And yet again, when I got back to checkpoint #3, I decided to go a different way back to my car. I decided to take a hiking trail again, the "Coast Guard" trail, thinking it wouldn't be much longer, and would offer fresh territory. I noticed that somebody had skied there before me, as there were grooves to follow. I presumed that I would be fine.
The trail ran fairly narrow; wide enough for one person, but hardly a lot of room for error. Scattered trees lined the trail. I began going up, and anybody knows that what goes up must come down. I came to a bluff as it were, a peak in the trail before a short downhill, a little left-breaking curve of about twenty meters. Nothing special about this curve except perhaps the combination of the elements mentioned in this paragraph, combined with my dangerous knowledge and my wearied attention.
In any case, I started down the short slope, hesitated as I didn't have great control, feared hitting a tree, leaned to my right either to fall or to stabilize myself, fell, and left my left ski behind, catching either snow, ground, or a root and wrenching my knee and ankle. Which brought me to the cursing.
My first thought as the pain shot through my knee was that a ligament had gone. My second was that I needed to take off the skis and straighten my legs to assess. I poked the buttons on the skis off and began feeling around the damaged area. I found all three ligaments known to me to be in place. Relief washed over my uninsured joints. I had dodged a bullet, considering.
The next step was to get up, test the knee, and get moving. I stood and found that I could bear weight. My initial reaction turned out to be my most overdramatic response to pain since I thought I needed arthroscopic surgery on my knee in 5th grade when I woke up and couldn't bend it; I had been reading about Mary Lou Retton and her similar injury, which explains my fears over missing out the LA Olympics (the solution to this "injury" was to take a few pills and wait a few days; it's something of a mystery to me when I think about it). All in all, it looked like I would live without need of helicopter rescue.
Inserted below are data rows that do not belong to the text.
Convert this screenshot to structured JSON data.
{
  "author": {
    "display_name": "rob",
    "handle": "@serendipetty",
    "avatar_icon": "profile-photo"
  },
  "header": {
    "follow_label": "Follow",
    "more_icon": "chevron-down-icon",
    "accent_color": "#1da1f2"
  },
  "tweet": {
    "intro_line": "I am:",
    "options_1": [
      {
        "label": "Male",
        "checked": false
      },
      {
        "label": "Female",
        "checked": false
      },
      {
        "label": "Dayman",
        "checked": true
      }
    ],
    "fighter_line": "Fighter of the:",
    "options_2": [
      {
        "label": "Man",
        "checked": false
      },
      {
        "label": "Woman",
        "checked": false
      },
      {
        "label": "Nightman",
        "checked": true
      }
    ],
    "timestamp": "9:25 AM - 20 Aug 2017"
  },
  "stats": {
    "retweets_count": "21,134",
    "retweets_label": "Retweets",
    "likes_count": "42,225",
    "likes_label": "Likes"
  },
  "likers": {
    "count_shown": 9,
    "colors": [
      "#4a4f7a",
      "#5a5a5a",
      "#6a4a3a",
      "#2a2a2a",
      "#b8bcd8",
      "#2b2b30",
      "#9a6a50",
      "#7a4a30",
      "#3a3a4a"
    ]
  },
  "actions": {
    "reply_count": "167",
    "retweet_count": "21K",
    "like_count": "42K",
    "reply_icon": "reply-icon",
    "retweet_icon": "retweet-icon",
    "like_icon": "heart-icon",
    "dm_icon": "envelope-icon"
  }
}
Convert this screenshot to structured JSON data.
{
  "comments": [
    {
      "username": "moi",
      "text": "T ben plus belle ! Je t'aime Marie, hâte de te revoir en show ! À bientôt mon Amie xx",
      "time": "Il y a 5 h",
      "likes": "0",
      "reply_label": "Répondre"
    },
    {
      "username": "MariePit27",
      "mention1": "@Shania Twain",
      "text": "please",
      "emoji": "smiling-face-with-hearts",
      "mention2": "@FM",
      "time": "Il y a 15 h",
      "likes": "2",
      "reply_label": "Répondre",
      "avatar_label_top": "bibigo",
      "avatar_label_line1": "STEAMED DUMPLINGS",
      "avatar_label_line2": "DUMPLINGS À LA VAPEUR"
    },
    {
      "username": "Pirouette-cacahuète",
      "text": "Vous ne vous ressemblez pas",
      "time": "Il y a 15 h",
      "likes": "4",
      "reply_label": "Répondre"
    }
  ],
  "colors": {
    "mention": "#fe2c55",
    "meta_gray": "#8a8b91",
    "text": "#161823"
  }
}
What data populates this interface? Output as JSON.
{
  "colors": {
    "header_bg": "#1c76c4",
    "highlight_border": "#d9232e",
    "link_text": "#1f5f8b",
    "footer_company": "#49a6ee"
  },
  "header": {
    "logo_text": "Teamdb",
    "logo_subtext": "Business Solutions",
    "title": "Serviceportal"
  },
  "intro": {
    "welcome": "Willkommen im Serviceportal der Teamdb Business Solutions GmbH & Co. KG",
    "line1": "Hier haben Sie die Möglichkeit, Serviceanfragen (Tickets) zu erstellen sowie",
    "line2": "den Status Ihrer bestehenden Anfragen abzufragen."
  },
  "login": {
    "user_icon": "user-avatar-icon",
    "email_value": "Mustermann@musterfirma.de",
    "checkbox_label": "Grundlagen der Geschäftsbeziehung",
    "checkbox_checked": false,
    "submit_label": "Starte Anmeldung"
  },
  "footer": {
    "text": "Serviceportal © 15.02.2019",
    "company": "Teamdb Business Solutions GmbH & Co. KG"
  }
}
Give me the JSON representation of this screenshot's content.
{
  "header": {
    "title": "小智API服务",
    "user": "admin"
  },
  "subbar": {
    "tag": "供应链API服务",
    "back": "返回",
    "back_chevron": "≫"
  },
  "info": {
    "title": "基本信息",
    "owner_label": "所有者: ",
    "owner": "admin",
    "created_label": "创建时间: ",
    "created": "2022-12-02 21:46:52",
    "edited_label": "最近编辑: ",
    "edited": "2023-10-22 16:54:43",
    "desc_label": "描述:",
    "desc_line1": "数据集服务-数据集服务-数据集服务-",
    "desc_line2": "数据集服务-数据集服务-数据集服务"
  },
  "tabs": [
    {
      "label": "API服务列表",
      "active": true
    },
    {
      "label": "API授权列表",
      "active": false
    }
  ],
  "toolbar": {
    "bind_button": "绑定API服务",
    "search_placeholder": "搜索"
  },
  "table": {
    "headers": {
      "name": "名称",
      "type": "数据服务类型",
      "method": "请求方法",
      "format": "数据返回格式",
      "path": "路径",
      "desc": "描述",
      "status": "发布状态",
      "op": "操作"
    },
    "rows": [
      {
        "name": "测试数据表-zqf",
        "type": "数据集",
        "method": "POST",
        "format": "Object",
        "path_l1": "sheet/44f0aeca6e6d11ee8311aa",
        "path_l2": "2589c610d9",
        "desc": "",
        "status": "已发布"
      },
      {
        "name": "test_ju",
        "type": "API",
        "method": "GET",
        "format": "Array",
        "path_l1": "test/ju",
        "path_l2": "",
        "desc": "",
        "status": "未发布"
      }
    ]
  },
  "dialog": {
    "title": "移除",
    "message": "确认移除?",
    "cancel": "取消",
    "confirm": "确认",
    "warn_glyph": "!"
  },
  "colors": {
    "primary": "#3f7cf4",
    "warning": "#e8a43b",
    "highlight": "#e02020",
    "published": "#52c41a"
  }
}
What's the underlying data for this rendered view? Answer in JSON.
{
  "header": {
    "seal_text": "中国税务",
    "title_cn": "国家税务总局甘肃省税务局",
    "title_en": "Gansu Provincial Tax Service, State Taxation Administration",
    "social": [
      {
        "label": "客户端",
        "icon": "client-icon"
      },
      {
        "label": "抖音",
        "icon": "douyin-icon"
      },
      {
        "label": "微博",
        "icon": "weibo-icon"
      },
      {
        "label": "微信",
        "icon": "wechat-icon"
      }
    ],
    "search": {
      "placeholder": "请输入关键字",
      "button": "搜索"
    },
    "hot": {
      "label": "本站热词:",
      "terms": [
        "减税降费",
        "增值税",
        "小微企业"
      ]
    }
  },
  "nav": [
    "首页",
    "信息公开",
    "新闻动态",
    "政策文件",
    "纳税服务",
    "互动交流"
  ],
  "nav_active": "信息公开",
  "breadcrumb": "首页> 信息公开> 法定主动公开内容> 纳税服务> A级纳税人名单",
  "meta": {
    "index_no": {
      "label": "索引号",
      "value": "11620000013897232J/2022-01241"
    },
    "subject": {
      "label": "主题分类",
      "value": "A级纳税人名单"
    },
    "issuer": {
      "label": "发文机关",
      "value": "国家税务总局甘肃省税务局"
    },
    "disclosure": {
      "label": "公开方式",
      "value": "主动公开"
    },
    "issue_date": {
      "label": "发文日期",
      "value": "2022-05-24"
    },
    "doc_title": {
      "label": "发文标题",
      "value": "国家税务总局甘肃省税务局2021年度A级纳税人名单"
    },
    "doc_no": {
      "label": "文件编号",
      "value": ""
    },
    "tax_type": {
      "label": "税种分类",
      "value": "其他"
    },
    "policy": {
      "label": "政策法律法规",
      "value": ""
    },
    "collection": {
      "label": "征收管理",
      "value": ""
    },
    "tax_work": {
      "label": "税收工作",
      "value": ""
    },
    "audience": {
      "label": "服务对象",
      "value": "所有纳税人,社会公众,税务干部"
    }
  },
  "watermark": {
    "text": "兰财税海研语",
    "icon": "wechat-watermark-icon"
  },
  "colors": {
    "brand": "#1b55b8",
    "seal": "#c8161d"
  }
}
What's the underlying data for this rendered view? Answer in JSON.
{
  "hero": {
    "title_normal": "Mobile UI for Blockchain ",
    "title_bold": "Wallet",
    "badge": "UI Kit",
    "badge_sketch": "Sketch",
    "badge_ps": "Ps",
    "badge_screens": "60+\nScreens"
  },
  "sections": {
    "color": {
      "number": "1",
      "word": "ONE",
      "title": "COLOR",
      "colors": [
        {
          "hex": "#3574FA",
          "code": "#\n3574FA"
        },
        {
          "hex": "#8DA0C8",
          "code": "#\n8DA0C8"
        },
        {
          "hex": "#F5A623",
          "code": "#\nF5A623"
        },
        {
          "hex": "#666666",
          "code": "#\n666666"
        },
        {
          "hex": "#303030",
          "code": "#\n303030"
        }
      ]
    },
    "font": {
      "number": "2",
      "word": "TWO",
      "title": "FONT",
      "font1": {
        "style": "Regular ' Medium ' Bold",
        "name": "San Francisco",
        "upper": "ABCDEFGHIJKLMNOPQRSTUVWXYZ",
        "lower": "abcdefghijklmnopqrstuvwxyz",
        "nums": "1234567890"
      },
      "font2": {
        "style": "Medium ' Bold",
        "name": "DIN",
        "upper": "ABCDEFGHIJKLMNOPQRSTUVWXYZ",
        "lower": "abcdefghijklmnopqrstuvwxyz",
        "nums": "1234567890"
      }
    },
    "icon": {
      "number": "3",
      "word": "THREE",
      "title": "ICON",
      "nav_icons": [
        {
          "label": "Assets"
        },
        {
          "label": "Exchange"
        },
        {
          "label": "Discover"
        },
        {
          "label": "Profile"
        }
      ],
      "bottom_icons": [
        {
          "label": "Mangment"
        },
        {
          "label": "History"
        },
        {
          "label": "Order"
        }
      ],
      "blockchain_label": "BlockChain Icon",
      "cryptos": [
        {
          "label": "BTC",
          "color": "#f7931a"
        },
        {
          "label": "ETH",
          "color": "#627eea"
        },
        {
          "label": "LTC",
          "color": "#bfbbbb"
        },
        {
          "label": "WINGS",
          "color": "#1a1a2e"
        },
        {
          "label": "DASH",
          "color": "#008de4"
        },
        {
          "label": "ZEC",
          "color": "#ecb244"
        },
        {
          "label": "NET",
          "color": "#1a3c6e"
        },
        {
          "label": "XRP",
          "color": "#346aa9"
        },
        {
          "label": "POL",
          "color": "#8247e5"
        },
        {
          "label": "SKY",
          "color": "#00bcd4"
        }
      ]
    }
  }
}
|After a more mundane fall, the only pain to the ego.|
I plunged forward, first on boots, then on skis slowly down a stupidly placed downhill trail (seriously nature, what gives?), and then trudging along through the hiking trail. The trail dragged on. I wondered why it was so much longer than it looked like on the map. I wondered whether eating an apple instead of candy helped or hurt my energy levels as the trail kept going. I wondered how I ended up in the campground cabin area and whether that man walking out of his truck was going to follow me and abduct me for reasons unknown and best not speculated about. At last, much to my wonder, I came back to the initial, roadside trail that would lead to my car, the trail where earlier I had seen someone riding on a sled pulled by three dogs. Ahh, Michigan. I limped on in.
So ends my overdrawn, not quite as dramatic as 127 Hours story about skiing. A week later, I still ice my knee and ankle and take aspirins and wait to see if the weather and my body will cooperate for me to go out on the trails for one more two-day stretch. I promise to myself that I'll stay on the trails. Or at least, I won't hesitate when I veer off.
At least, if I don't get any more skiing this winter, I hear Luxembourg has a few trails, so it won't have to be a 12-year wait till next time around.